### Assigned task
Reproduce, exactly as they appear, the line containing "What's the underlying" and every line after it, ending with the last line of the records.

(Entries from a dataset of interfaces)
+++

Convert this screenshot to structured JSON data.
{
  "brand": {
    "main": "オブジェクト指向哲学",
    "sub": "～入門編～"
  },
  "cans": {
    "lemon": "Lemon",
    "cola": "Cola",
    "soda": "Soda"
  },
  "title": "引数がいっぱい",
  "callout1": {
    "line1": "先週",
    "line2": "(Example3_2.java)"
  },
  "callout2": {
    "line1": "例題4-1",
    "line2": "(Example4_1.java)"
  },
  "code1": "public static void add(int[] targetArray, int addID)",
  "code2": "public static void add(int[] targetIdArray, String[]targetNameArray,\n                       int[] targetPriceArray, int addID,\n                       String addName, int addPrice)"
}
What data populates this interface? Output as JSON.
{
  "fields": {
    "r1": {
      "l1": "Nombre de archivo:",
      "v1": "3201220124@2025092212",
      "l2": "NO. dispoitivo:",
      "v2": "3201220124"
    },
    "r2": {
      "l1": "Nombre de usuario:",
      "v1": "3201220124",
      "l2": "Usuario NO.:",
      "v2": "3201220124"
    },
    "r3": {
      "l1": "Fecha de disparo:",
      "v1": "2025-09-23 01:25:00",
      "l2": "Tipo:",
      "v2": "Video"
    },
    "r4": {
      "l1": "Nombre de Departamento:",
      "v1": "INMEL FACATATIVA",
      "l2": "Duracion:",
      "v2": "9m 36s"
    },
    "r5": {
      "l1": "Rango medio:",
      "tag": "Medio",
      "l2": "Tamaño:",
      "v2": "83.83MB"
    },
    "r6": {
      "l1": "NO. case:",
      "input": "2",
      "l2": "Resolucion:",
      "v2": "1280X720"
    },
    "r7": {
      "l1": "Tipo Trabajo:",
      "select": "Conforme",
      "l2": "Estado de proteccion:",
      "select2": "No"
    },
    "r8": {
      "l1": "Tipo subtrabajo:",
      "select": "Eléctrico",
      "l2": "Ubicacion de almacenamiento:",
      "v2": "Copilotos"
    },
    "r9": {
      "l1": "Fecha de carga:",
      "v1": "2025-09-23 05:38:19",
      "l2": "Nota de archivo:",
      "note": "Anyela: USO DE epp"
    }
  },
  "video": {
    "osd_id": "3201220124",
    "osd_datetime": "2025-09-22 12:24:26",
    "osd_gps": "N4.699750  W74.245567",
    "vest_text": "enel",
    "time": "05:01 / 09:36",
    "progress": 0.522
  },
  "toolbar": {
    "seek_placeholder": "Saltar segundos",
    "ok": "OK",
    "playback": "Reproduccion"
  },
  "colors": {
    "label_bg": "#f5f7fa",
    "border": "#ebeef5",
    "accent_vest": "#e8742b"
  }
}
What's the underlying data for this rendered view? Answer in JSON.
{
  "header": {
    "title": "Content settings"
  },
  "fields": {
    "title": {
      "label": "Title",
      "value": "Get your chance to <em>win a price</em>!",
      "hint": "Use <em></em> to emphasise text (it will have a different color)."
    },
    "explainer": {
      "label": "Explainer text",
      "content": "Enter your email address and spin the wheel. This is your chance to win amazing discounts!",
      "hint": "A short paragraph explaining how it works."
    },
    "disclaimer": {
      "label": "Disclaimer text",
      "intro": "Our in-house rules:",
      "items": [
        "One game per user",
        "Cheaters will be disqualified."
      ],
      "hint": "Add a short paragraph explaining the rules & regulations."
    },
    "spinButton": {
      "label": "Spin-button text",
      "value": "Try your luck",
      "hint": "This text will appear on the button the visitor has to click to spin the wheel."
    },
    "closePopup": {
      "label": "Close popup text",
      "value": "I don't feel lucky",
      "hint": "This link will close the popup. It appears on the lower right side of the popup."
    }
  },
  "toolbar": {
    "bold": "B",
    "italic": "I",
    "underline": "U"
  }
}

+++

### Answer box
What's the underlying data for this rendered view? Answer in JSON.
{
  "header": {
    "title": "Content settings"
  },
  "fields": {
    "title": {
      "label": "Title",
      "value": "Get your chance to <em>win a price</em>!",
      "hint": "Use <em></em> to emphasise text (it will have a different color)."
    },
    "explainer": {
      "label": "Explainer text",
      "content": "Enter your email address and spin the wheel. This is your chance to win amazing discounts!",
      "hint": "A short paragraph explaining how it works."
    },
    "disclaimer": {
      "label": "Disclaimer text",
      "intro": "Our in-house rules:",
      "items": [
        "One game per user",
        "Cheaters will be disqualified."
      ],
      "hint": "Add a short paragraph explaining the rules & regulations."
    },
    "spinButton": {
      "label": "Spin-button text",
      "value": "Try your luck",
      "hint": "This text will appear on the button the visitor has to click to spin the wheel."
    },
    "closePopup": {
      "label": "Close popup text",
      "value": "I don't feel lucky",
      "hint": "This link will close the popup. It appears on the lower right side of the popup."
    }
  },
  "toolbar": {
    "bold": "B",
    "italic": "I",
    "underline": "U"
  }
}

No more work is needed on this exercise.